In this year of 2019, the bulk of toxic public bickering takes place across social media platforms. For brands, Twitter has been the perfect place to chirp at each other here and there, to the delight of anyone who always wanted to see their two favorite burger joints argue from behind their Twitter accounts.
But Bud Light went far beyond mere trolling for retweets when it decided to use its multiple Super Bowl ads to call out its competitors Miller Lite and Coors Light for their use of corn syrup. This was an old-school brand war. The 1980s and ’90s saw the famed Cola Wars, the Burger Wars, and now we have the new century’s first Beer Wars.
Now Miller Lite has struck back with two new commercials that troll Bud Light’s medieval fantasyland as just that–a fantasy.
Aside from the fantasy that Bud’s ad agency Wieden+Kennedy would actually have Miller Lite on set while making a Bud Light ad, it’s a fun and funny swipe. Much better than, say, a full page newspaper ad no one will actually read or delivering free beer to corn farmers.
I reached out to Bud Light for comment, and a brand spokesperson said that they had a hunch Miller Lite would swing back, so they already shot their own response.
In a statement, Bud Light VP of marketing Andy Goehler said, “In the real world, people want to know what’s in their beer. We hope MillerCoors is also planning to imitate us by adding ingredient labels to their packaging.
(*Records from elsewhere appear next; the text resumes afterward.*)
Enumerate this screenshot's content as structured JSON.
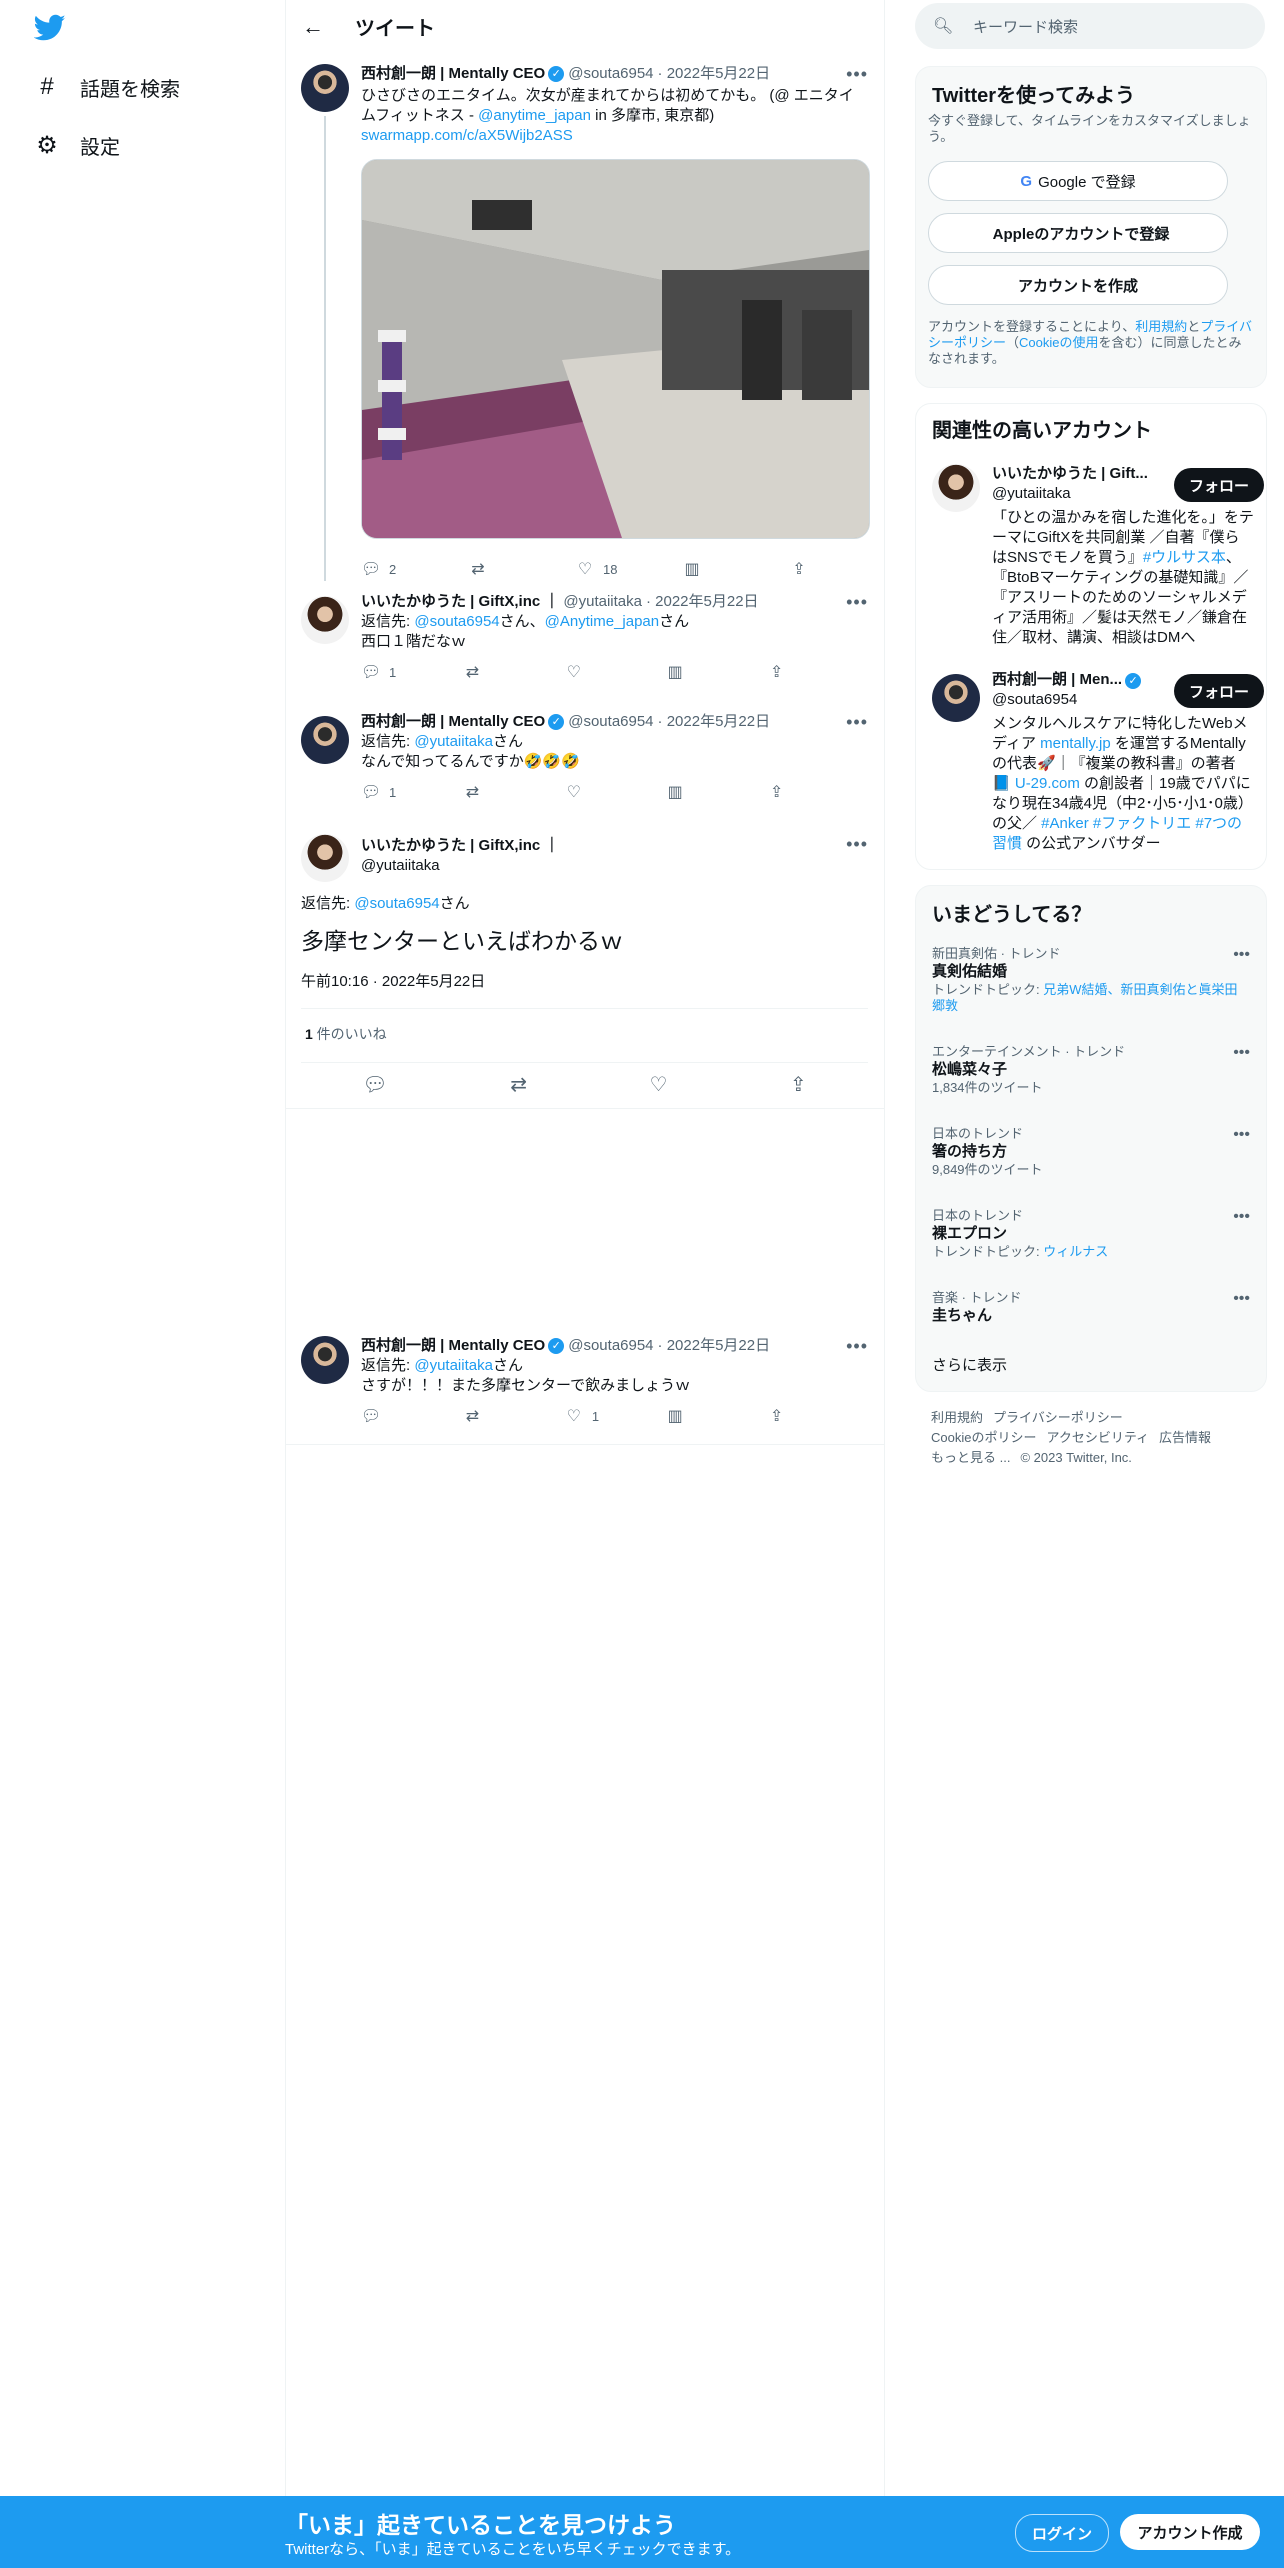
{
  "nav": {
    "items": [
      {
        "label": "話題を検索",
        "icon": "hashtag-icon"
      },
      {
        "label": "設定",
        "icon": "gear-icon"
      }
    ]
  },
  "header": {
    "title": "ツイート"
  },
  "tweets": [
    {
      "name": "西村創一朗 | Mentally CEO",
      "handle": "@souta6954",
      "date": "· 2022年5月22日",
      "text_1": "ひさびさのエニタイム。次女が産まれてからは初めてかも。 (@ エニタイムフィットネス - ",
      "mention": "@anytime_japan",
      "text_2": " in 多摩市, 東京都)",
      "link": "swarmapp.com/c/aX5Wijb2ASS",
      "reply_count": "2",
      "retweet_count": "",
      "like_count": "18"
    },
    {
      "name": "いいたかゆうた | GiftX,inc ｜",
      "handle": "@yutaiitaka",
      "date": "· 2022年5月22日",
      "reply_prefix": "返信先: ",
      "reply_to_1": "@souta6954",
      "reply_mid": "さん、",
      "reply_to_2": "@Anytime_japan",
      "reply_suffix": "さん",
      "text": "西口１階だなｗ",
      "reply_count": "1",
      "retweet_count": "",
      "like_count": ""
    },
    {
      "name": "西村創一朗 | Mentally CEO",
      "handle": "@souta6954",
      "date": "· 2022年5月22日",
      "reply_prefix": "返信先: ",
      "reply_to_1": "@yutaiitaka",
      "reply_suffix": "さん",
      "text": "なんで知ってるんですか🤣🤣🤣",
      "reply_count": "1",
      "retweet_count": "",
      "like_count": ""
    },
    {
      "name": "西村創一朗 | Mentally CEO",
      "handle": "@souta6954",
      "date": "· 2022年5月22日",
      "reply_prefix": "返信先: ",
      "reply_to_1": "@yutaiitaka",
      "reply_suffix": "さん",
      "text": "さすが！！！また多摩センターで飲みましょうｗ",
      "reply_count": "",
      "retweet_count": "",
      "like_count": "1"
    }
  ],
  "focus": {
    "name": "いいたかゆうた | GiftX,inc ｜",
    "handle": "@yutaiitaka",
    "reply_prefix": "返信先: ",
    "reply_to": "@souta6954",
    "reply_suffix": "さん",
    "text": "多摩センターといえばわかるｗ",
    "timestamp": "午前10:16 · 2022年5月22日",
    "like_count": "1",
    "like_label": " 件のいいね"
  },
  "sidebar": {
    "search_placeholder": "キーワード検索",
    "signup": {
      "title": "Twitterを使ってみよう",
      "subtitle": "今すぐ登録して、タイムラインをカスタマイズしましょう。",
      "google_label": "Google で登録",
      "apple_label": "Appleのアカウントで登録",
      "create_label": "アカウントを作成",
      "terms_1": "アカウントを登録することにより、",
      "terms_link_1": "利用規約",
      "terms_2": "と",
      "terms_link_2": "プライバシーポリシー",
      "terms_3": "（",
      "terms_link_3": "Cookieの使用",
      "terms_4": "を含む）に同意したとみなされます。"
    },
    "related": {
      "title": "関連性の高いアカウント",
      "follow_label": "フォロー",
      "accounts": [
        {
          "name": "いいたかゆうた | Gift...",
          "handle": "@yutaiitaka",
          "bio_1": "「ひとの温かみを宿した進化を。」をテーマにGiftXを共同創業 ／自著『僕らはSNSでモノを買う』",
          "bio_tag": "#ウルサス本",
          "bio_2": "、『BtoBマーケティングの基礎知識』／『アスリートのためのソーシャルメディア活用術』／髪は天然モノ／鎌倉在住／取材、講演、相談はDMへ"
        },
        {
          "name": "西村創一朗 | Men...",
          "handle": "@souta6954",
          "bio_1": "メンタルヘルスケアに特化したWebメディア ",
          "bio_link_1": "mentally.jp",
          "bio_2": " を運営するMentallyの代表🚀｜『複業の教科書』の著者📘 ",
          "bio_link_2": "U-29.com",
          "bio_3": " の創設者｜19歳でパパになり現在34歳4児（中2･小5･小1･0歳）の父／ ",
          "bio_tags": "#Anker #ファクトリエ #7つの習慣",
          "bio_4": " の公式アンバサダー"
        }
      ]
    },
    "trends": {
      "title": "いまどうしてる？",
      "items": [
        {
          "context": "新田真剣佑 · トレンド",
          "name": "真剣佑結婚",
          "sub_label": "トレンドトピック: ",
          "sub_link": "兄弟W結婚、新田真剣佑と眞栄田郷敦"
        },
        {
          "context": "エンターテインメント · トレンド",
          "name": "松嶋菜々子",
          "sub": "1,834件のツイート"
        },
        {
          "context": "日本のトレンド",
          "name": "箸の持ち方",
          "sub": "9,849件のツイート"
        },
        {
          "context": "日本のトレンド",
          "name": "裸エプロン",
          "sub_label": "トレンドトピック: ",
          "sub_link": "ウィルナス"
        },
        {
          "context": "音楽 · トレンド",
          "name": "圭ちゃん"
        }
      ],
      "show_more": "さらに表示"
    },
    "footer": {
      "links": [
        "利用規約",
        "プライバシーポリシー",
        "Cookieのポリシー",
        "アクセシビリティ",
        "広告情報",
        "もっと見る ..."
      ],
      "copyright": "© 2023 Twitter, Inc."
    }
  },
  "bottombar": {
    "title": "「いま」起きていることを見つけよう",
    "subtitle": "Twitterなら、「いま」起きていることをいち早くチェックできます。",
    "login_label": "ログイン",
    "signup_label": "アカウント作成"
  }
}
It’s good for the consumer and the right thing for the beer industry, too. Our focus on transparency has always been motivated by consumers, and Bud Light is going to continue to push transparency forward and give them what they demand.”
On the one hand, Bud Light’s focus on ingredients has seemingly served up the rest of the light beer category with an advertising gift, fueling direct competition with a never-ending stream of commercials and social posts. On the other, the beer category continues to struggle amid a years-long trend of losing market share to craft beer, wine, and spirits. So these brands seemed to have decided that if they can’t win share back from those outside forces, they need to scrap and fight for it amongst themselves.
Crack a cold one, because this isn’t ending anytime soon. By this fall maybe we’ll have executives jousting at the Great American Beer Festival.